By Jennifer Whittaker, Georgia Farm Bureau
U.S. Sen. Raphael Warnock has introduced the Promoting Precision Agriculture Act with Sen. John Thune (R-SD), to create a federal working group to establish interconnectivity standards that would allow farmers to share precision ag data between different brands of farm equipment. Warnock and Thune are working to get their bill included in the 2023 farm bill.
“My bill directs the formation of a task force to develop connectivity standards for different brands of precision ag technology equipment like we have for cell phones,” Warnock said. “We’ve also got to get the rural broadband piece right. You’ve got to have good rural broadband connection for this equipment to work at its optimum capability. This will not only help farmers but will also help rural communities in general.”
In April Warnock visited the UGA Iron Horse Farm near Watkinsville to see UGA precision agriculture technology research. Warnock also met with Athens-area farmers to discuss how they use precision ag.
Tommy Crowe said he uses precision ag equipment to determine the rates at which fertilizer, water and crop management chemicals are applied in his pecan orchard.
“We try to get it down to the ounce of giving each tree what it needs,” Crowe said.
Dairy farmer Charlie Sanders said his family uses precision technology to produce forage crops and mix customized rations for their cows based on their health and metabolic needs.
Diversified row crop farmer Lee Nunn, who has used precision ag technology for 10 years, estimates it has helped him decrease the fertilizer he applies to his fields by at least 15% and decrease irrigation water applied to his crops 20 to 25%.
“Most of my equipment has some sort of precision ag technology on it whether it’s auto steer or data collection,” Nunn said. “Precision ag technology helps me use minimum inputs to grow my crops.”
Beef producer Caroline Lewallen suggested the next farm bill include language to provide grants or low interest loans to make existing camera technology that grades beef carcasses more accessible for small rural USDA inspected facilities.

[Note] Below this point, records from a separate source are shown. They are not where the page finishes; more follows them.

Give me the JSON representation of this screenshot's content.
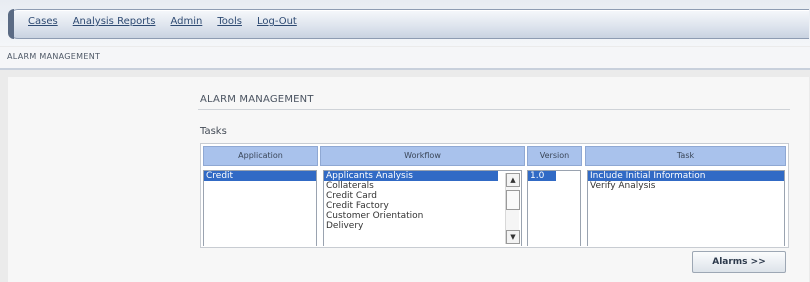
{
  "nav": {
    "items": [
      {
        "label": "Cases"
      },
      {
        "label": "Analysis Reports"
      },
      {
        "label": "Admin"
      },
      {
        "label": "Tools"
      },
      {
        "label": "Log-Out"
      }
    ]
  },
  "breadcrumb": "ALARM MANAGEMENT",
  "page_title": "ALARM MANAGEMENT",
  "section_label": "Tasks",
  "columns": {
    "application": {
      "header": "Application",
      "options": [
        "Credit"
      ],
      "selected": "Credit"
    },
    "workflow": {
      "header": "Workflow",
      "options": [
        "Applicants Analysis",
        "Collaterals",
        "Credit Card",
        "Credit Factory",
        "Customer Orientation",
        "Delivery"
      ],
      "selected": "Applicants Analysis"
    },
    "version": {
      "header": "Version",
      "options": [
        "1.0"
      ],
      "selected": "1.0"
    },
    "task": {
      "header": "Task",
      "options": [
        "Include Initial Information",
        "Verify Analysis"
      ],
      "selected": "Include Initial Information"
    }
  },
  "alarms_button": "Alarms >>",
  "colors": {
    "header_fill": "#a9c2ec",
    "selection": "#316ac5",
    "nav_text": "#2e4a72"
  }
}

“If these facilities could begin offering grading services, small producers could command higher prices for their beef,” Lewallen said.
Warnock asked the farmers to share challenges they face when using precision technology. All said lack of broadband internet prevents them from using their precision ag equipment at its full potential.
Elsner said the inability of different brands of equipment to “talk” to each other or share data is a hold-up. “If you have an iPhone and I have an android, we can still talk to each other, but it’s not like that when it comes to sharing data between different ag equipment brands.”
Warnock has made improving Georgia’s broadband infrastructure a priority and has secured more than $570 million in federal funds to do this to date. In December, Warnock announced $250 million in American Rescue Funding will be invested in expanding broadband access in Georgia.
U.S. Sen. Raphael Warnock, a member of the Senate Agriculture Committee, met with farmers at the UGA Iron Horse Farm in April to discuss precision ag technology. Participating in the roundtable were, clockwise from left, Tommy Crowe, Charlie Sanders, Sen. Warnock, Eric Elsner, Lee Nunn and Caroline Lewallen. / Photo by Jennifer Whittaker